  • Asana’s Personal plan is designed for sole proprietors and small teams. It is “free forever” and allows the creation of unlimited tasks, projects, due dates, and file storage. Up to 10 teammates may use this plan.
  • The Starter tier is priced at $10.00 per month when billed yearly or $13.49 per month when billed monthly. It expands collaboration to up to 500 team members and incorporates timeline and Gantt views, AI capabilities, and up to 250 automation per month. It also facilitates the creation of private teams and projects that can’t be accessed by all team members.
  • The Advanced plan costs $24.00 per month when billed annually or $30.49 per month when billed monthly. It increases automation to 25,000 per month and includes time-tracking features and scaled security.

Additional Stats

  • Website:
  • Organization Size: Teams of all sizes with scaled solutions 
  • Language: Asana is supported in 13 languages, including English, French, German, Italian, Spanish, Portuguese, Japanese, Korean, Traditional Chinese, Polish, Dutch, Swedish, and Russian

Using Asana and Airtable in Tandem

Unito is a sync platform with enterprise-level security that enables two-way syncing across your cloud-computing stack. Unito prides itself on its simplicity. According to their website, “You don’t need a dedicated IT professional or months-long implementation plan in place.” Setup is estimated to take about 15 minutes.

In a few clicks, you can connect your accounts and decide whether you want data to flow in one direction only or in both. You can also set “rules” that dictate which tables will communicate or parameters based on dates, assignees, and more.

Why sync Asana and Airtable? Automatic disbursement can save you the time of copying and pasting data and eliminate the chance of human error.

Pros and Cons of Using Airtable and Asana with Unito


  • Enables the use of both applications’ strong points, combining task management with data management.
  • Two-way syncing that saves time and automatically updates your data in real-time.


  • Requires the use of three different systems, potentially necessitating monthly fees for each.

Sync Asana and Airtable: Pricing

Unito offers a free trial. After the trial period, various levels of service are charged monthly.

  • The Basic plan allows to to sync one tool with every other available integration. Syncs occur at 15-minute intervals. The Basic plan costs $65.00 per month.
  • The Pro plan adds the ability to sync sub-items, checklists, and custom fields at 5-minute intervals. The Pro plan costs $299.00 per month.
  • The Business plan allows you to sync all available programs to one another—currently, Unito supports 53 different online tools. Updates occur in real-time. You can also take advantage of live Customer Success Manager (CSM) coaching. The Business plan costs $1,439.00 monthly.
  • Custom options are also available at the Enterprise level.
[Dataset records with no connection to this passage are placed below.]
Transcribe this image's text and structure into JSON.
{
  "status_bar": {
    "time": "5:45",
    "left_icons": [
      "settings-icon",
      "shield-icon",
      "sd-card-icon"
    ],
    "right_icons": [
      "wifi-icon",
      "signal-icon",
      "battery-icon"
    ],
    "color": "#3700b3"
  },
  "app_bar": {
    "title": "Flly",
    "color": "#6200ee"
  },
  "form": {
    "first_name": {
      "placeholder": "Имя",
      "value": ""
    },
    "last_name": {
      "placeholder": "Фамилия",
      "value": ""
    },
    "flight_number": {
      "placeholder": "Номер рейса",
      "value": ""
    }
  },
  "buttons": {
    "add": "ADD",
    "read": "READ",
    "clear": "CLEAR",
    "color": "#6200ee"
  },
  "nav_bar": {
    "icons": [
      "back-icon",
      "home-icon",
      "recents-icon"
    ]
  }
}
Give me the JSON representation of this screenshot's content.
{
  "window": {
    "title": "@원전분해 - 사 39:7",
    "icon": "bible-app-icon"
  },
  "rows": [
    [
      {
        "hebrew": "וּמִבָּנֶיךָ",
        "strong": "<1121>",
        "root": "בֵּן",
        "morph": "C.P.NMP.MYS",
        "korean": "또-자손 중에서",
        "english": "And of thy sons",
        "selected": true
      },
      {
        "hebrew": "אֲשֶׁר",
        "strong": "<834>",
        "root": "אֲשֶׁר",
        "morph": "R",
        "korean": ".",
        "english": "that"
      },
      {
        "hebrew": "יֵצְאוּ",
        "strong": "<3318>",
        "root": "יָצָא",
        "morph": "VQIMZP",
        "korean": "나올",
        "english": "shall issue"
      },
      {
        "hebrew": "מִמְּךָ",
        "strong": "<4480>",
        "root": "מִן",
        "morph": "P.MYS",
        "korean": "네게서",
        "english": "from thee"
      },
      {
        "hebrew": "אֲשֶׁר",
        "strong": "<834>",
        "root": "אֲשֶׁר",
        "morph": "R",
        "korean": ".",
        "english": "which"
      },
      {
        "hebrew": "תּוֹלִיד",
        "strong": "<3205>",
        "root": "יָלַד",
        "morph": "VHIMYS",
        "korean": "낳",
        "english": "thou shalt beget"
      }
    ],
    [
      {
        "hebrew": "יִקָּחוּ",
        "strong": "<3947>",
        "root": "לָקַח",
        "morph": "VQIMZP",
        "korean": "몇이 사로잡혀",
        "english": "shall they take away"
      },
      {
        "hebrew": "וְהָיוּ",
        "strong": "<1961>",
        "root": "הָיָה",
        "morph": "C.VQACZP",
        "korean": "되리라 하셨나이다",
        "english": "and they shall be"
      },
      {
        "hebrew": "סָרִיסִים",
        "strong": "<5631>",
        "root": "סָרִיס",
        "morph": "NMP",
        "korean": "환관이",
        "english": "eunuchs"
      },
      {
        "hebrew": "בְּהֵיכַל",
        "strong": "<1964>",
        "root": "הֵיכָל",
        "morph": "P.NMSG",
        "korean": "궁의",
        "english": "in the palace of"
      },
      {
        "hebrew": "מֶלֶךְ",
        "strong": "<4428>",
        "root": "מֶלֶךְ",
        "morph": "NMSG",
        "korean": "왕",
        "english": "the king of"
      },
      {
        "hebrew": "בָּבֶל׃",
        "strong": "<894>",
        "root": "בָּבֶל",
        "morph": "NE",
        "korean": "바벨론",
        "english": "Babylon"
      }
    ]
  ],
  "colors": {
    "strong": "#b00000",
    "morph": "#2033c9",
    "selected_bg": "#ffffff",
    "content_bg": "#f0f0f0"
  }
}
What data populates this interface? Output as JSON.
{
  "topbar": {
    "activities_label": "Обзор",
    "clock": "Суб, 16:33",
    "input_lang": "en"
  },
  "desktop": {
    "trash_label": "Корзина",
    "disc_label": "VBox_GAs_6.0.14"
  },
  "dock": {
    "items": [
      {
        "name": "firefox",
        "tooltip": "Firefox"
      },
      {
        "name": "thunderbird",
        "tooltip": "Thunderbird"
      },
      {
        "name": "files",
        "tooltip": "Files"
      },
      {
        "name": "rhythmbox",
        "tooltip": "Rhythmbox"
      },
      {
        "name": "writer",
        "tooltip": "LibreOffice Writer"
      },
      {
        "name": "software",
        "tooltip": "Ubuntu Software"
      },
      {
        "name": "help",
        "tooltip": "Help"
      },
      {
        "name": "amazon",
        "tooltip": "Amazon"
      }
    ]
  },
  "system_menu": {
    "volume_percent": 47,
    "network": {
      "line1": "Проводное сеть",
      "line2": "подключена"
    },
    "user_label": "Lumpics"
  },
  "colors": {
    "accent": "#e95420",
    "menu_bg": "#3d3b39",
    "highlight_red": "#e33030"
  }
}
This includes advanced security benefits.


CRMs that are available to your team anytime, anywhere are essential in today’s business landscape, especially when managing a business with a global scope or a remote team that is separated geographically.

When comparing Asana, Airtable, and even other CRM options, it is important to consider both their core functionalities and their strengths and weaknesses in CRM. Some of the most important issues to consider are whether your workforce is already familiar with a given system and whether you might use the two programs in tandem to your best advantage. Price and available languages should also be noted.

Remember, while both Asana and Airtable can function effectively as CRMs, setting them up can take time. Airtable may be more suited to the largest databases, while Asana is a good fit for teams that are concerned with team member assignments and meeting deadlines.

Of course, you may find that you need custom solutions tailored to the unique needs of your business. In that case, you can check out the Flatlogic generator and its customization services to create personalized business software.